Scan the data for "Thick" and copy each matching line.

Data to process:
----------

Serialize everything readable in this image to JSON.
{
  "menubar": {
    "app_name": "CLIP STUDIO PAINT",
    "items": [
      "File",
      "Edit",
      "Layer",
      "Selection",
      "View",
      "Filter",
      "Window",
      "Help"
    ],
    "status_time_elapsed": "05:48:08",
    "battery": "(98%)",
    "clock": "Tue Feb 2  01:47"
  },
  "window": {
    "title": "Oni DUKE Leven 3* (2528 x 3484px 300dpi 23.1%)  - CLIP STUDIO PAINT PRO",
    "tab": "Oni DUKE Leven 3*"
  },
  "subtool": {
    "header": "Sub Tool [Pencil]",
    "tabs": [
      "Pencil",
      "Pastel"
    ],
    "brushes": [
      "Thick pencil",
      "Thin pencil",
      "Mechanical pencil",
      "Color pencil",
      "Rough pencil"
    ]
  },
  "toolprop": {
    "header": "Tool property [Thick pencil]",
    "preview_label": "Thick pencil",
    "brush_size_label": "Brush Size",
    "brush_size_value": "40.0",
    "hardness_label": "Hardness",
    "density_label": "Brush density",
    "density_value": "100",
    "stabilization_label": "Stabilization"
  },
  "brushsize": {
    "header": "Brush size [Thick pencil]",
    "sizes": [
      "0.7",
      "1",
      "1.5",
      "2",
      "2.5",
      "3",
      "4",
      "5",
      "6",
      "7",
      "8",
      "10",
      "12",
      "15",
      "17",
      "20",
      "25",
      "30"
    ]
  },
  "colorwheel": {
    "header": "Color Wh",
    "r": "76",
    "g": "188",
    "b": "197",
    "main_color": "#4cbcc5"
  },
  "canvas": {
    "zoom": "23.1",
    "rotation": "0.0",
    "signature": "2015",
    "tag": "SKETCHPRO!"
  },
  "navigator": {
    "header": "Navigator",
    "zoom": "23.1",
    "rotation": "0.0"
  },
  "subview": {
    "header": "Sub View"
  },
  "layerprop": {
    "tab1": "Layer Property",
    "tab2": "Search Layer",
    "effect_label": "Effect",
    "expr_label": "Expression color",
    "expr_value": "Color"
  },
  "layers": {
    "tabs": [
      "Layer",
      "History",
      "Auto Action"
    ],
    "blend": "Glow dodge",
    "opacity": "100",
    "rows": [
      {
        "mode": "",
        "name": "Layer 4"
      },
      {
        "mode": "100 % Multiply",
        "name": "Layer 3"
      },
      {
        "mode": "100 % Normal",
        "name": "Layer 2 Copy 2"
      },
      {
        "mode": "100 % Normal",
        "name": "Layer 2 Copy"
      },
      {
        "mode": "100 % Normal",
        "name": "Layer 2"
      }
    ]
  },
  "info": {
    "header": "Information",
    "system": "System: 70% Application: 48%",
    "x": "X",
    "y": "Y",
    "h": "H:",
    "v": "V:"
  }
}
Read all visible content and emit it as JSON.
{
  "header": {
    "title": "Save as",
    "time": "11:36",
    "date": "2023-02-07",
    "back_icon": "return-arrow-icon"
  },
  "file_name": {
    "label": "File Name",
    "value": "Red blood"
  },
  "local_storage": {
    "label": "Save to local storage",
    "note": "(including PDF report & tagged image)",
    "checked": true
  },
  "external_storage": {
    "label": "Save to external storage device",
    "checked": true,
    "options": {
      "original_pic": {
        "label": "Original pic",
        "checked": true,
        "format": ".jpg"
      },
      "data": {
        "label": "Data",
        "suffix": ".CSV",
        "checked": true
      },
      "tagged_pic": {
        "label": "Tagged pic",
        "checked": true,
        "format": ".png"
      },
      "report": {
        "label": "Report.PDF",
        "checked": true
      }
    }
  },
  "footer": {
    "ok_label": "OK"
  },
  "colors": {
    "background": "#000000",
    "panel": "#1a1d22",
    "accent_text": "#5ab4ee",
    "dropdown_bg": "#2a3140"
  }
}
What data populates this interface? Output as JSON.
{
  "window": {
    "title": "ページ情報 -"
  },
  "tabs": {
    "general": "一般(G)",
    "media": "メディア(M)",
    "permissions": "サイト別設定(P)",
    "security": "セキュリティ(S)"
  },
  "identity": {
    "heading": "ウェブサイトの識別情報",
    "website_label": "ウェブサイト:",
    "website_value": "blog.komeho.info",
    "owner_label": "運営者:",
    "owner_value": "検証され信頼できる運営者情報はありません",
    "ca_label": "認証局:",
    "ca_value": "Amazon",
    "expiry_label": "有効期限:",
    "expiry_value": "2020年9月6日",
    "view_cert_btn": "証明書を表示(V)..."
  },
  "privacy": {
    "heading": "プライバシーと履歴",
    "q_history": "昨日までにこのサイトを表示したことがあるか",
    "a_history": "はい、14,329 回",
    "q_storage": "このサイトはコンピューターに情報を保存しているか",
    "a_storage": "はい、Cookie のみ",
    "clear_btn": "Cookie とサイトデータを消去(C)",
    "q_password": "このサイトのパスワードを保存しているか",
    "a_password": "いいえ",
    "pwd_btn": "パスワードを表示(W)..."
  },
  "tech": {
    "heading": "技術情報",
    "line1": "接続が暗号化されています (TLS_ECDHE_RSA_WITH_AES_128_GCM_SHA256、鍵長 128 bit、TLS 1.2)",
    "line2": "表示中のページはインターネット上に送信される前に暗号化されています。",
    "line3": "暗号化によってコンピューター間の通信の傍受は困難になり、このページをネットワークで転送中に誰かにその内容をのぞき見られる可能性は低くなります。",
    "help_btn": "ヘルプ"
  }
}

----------

Task output:
      "Thick pencil",
    "header": "Tool property [Thick pencil]",
    "preview_label": "Thick pencil",
    "header": "Brush size [Thick pencil]",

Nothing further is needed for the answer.